If you're a Ghostbusters fan you've also got to check out the sensational figure from Necca of Slimer. (review by James N Simpson) Shop here
Tuesday, September 21, 2010
Monday, July 26, 2010
Monday, July 12, 2010
Thursday, July 8, 2010
Friday, June 25, 2010
This is the Spice Girls 'Spiceworld' the Movie Bus toy. Buy it now
Friday, May 28, 2010
Friday, May 21, 2010
What happens when reality TV meets one of Germany’s biggest car junk yards? Die Ludolfs, a funny look at a not-so-typical family business. With over four million spare parts-and no computers-chaos is the name of the game. Add the dynamics of a multi-generation family business and you’ve got one of the biggest hits on German television. Naturally a business like this acquires a variety of interesting vehicles. But die Ludolfs add their own distinctive touches, applying distinctive paint and decorations to every one.

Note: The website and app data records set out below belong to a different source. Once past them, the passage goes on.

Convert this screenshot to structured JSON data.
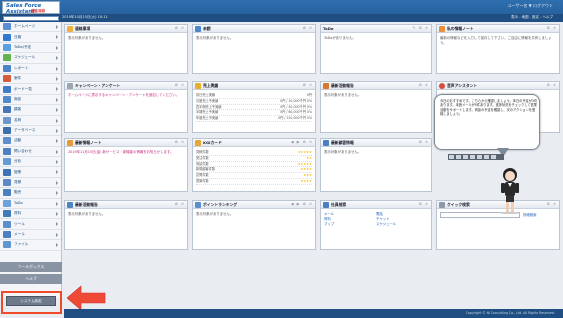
{
  "header": {
    "logo": "Sales Force Assistant",
    "logo_sub": "顧客深耕",
    "user": "ユーザー名 ▼  ログアウト",
    "info": "2019年10月15日(火) 10:11",
    "right_info": "表示 - 地図 - 設定 - ヘルプ"
  },
  "search": {
    "placeholder": ""
  },
  "sidebar": {
    "items": [
      {
        "label": "ホームページ",
        "color": "#5b8fd1"
      },
      {
        "label": "日報",
        "color": "#2f7ad0"
      },
      {
        "label": "ToDo/予定",
        "color": "#58a0e0"
      },
      {
        "label": "スケジュール",
        "color": "#62b24e"
      },
      {
        "label": "レポート",
        "color": "#4a83c6"
      },
      {
        "label": "案件",
        "color": "#d45b3c"
      },
      {
        "label": "ボード一覧",
        "color": "#3d7cc9"
      },
      {
        "label": "商談",
        "color": "#5189cc"
      },
      {
        "label": "顧客",
        "color": "#4577b8"
      },
      {
        "label": "名刺",
        "color": "#6b97cc"
      },
      {
        "label": "データベース",
        "color": "#3b6fae"
      },
      {
        "label": "活動",
        "color": "#5d8fcf"
      },
      {
        "label": "問い合わせ",
        "color": "#4f80bf"
      },
      {
        "label": "分析",
        "color": "#6799d4"
      },
      {
        "label": "施策",
        "color": "#3e74b5"
      },
      {
        "label": "見積",
        "color": "#5a8bc8"
      },
      {
        "label": "販売",
        "color": "#4c7fbd"
      },
      {
        "label": "ToDo",
        "color": "#6ea0d9"
      },
      {
        "label": "資料",
        "color": "#437ab9"
      },
      {
        "label": "ツール",
        "color": "#5b8ecb"
      },
      {
        "label": "メール",
        "color": "#4b7fbf"
      },
      {
        "label": "ファイル",
        "color": "#6196d2"
      }
    ],
    "gray1": "ツールボックス",
    "gray2": "ヘルプ",
    "system_button": "システム設定"
  },
  "widgets": {
    "w1": {
      "title": "連絡事項",
      "body": "表示対象がありません。"
    },
    "w2": {
      "title": "未読",
      "body": "表示対象がありません。"
    },
    "w3": {
      "title": "ToDo",
      "body": "ToDoがありません。"
    },
    "w4": {
      "title": "私の情報ノート",
      "body": "最新の情報などを入力して保存して下さい。ご自由に情報を共有しましょう。"
    },
    "w5": {
      "title": "キャンペーン・アンケート",
      "body": "ホームページに表示するキャンペーン・アンケートを追加してください。"
    },
    "w6": {
      "title": "売上実績",
      "rows": [
        [
          "前日売上実績",
          "0円"
        ],
        [
          "月度売上予実績",
          "0円 / 10,000千円 0%"
        ],
        [
          "四半期売上予実績",
          "0円 / 30,000千円 0%"
        ],
        [
          "半期売上予実績",
          "0円 / 60,000千円 0%"
        ],
        [
          "年度売上予実績",
          "0円 / 120,000千円 0%"
        ]
      ]
    },
    "w7": {
      "title": "最新活動報告",
      "body": "表示対象がありません。"
    },
    "w8": {
      "title": "音声アシスタント",
      "body": ""
    },
    "w9": {
      "title": "最新情報ノート",
      "body": "2019年11月15日(金) 新サービス・新機能の情報をお知らせします。"
    },
    "w10": {
      "title": "KGIカード",
      "rows": [
        [
          "見積件数",
          "★★★★★"
        ],
        [
          "受注件数",
          "★★"
        ],
        [
          "商談件数",
          "★★★★★"
        ],
        [
          "新規顧客件数",
          "★★★★"
        ],
        [
          "訪問件数",
          "★★★"
        ],
        [
          "提案件数",
          "★★★★"
        ]
      ]
    },
    "w11": {
      "title": "最新顧客情報",
      "body": "表示対象がありません。"
    },
    "w12": {
      "title": "最新活動報告",
      "body": "表示対象がありません。"
    },
    "w13": {
      "title": "最新顧客訪問",
      "body": "表示対象がありません。"
    },
    "w14": {
      "title": "ポイントランキング",
      "body": "表示対象がありません。"
    },
    "w15": {
      "title": "社員検索",
      "items": [
        "メール",
        "電話",
        "資料",
        "チャット",
        "マップ",
        "スケジュール"
      ]
    },
    "w16": {
      "title": "クイック検索",
      "button": "詳細検索"
    }
  },
  "bubble": {
    "text": "今日のおすすめです。こちらから確認しましょう。本日の予定が3件あります。未読メールが5件あります。進捗状況をチェックして営業活動をサポートします。商談の予定を確認し、次のアクションを登録しましょう。"
  },
  "footer": "Copyright © NI Consulting Co., Ltd. All Rights Reserved."
}
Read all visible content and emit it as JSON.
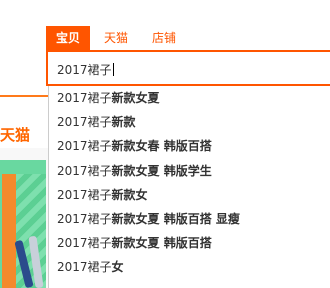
{
  "background": {
    "tmall_label": "天猫"
  },
  "tabs": [
    {
      "label": "宝贝",
      "active": true
    },
    {
      "label": "天猫",
      "active": false
    },
    {
      "label": "店铺",
      "active": false
    }
  ],
  "search": {
    "value": "2017裙子"
  },
  "suggestions": [
    {
      "typed": "2017裙子",
      "rest": "新款女夏"
    },
    {
      "typed": "2017裙子",
      "rest": "新款"
    },
    {
      "typed": "2017裙子",
      "rest": "新款女春 韩版百搭"
    },
    {
      "typed": "2017裙子",
      "rest": "新款女夏 韩版学生"
    },
    {
      "typed": "2017裙子",
      "rest": "新款女"
    },
    {
      "typed": "2017裙子",
      "rest": "新款女夏 韩版百搭 显瘦"
    },
    {
      "typed": "2017裙子",
      "rest": "新款女夏 韩版百搭"
    },
    {
      "typed": "2017裙子",
      "rest": "女"
    }
  ],
  "colors": {
    "accent": "#ff5500"
  }
}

This is accurate replica of a post-war delivery truck in the funky colors of Die Ludolfs. Extreme detailing including authentic paint scheme (including simulated rust patches), old Christmas tree cargo, plus working doors, simple interior includes steering wheel and bench seat, diecast metal construction with plastic detail parts. Includes clear display case and base.
Schuco is a legendary German toy manufacturer, founded in 1912. The company achieved worldwide fame with its toy cars manufactured in the '30s, '40s and '50s, many of which were patented. While Schuco continues to issue a limited number of metal retro-toys for collectors, today the company is better known for its amazing diecast vehicle replicas. Working directly with manufacturers and car collectors, Schuco painstakingly re-creates each vehicle in miniature, often incorporating tiny details only visible with a magnifying glass. Most Schuco models are issued in specified limited quantities, and once gone, will not be made again. That’s why wise collectors know that a Schuco model isn’t just a purchase: It’s an investment with a lifetime return of enjoyment. Buy it now
Saturday, May 15, 2010
Sunday, April 25, 2010
Wednesday, April 14, 2010
Opening doors with detailed interior, Opening hood with detailed engine, Working front steering.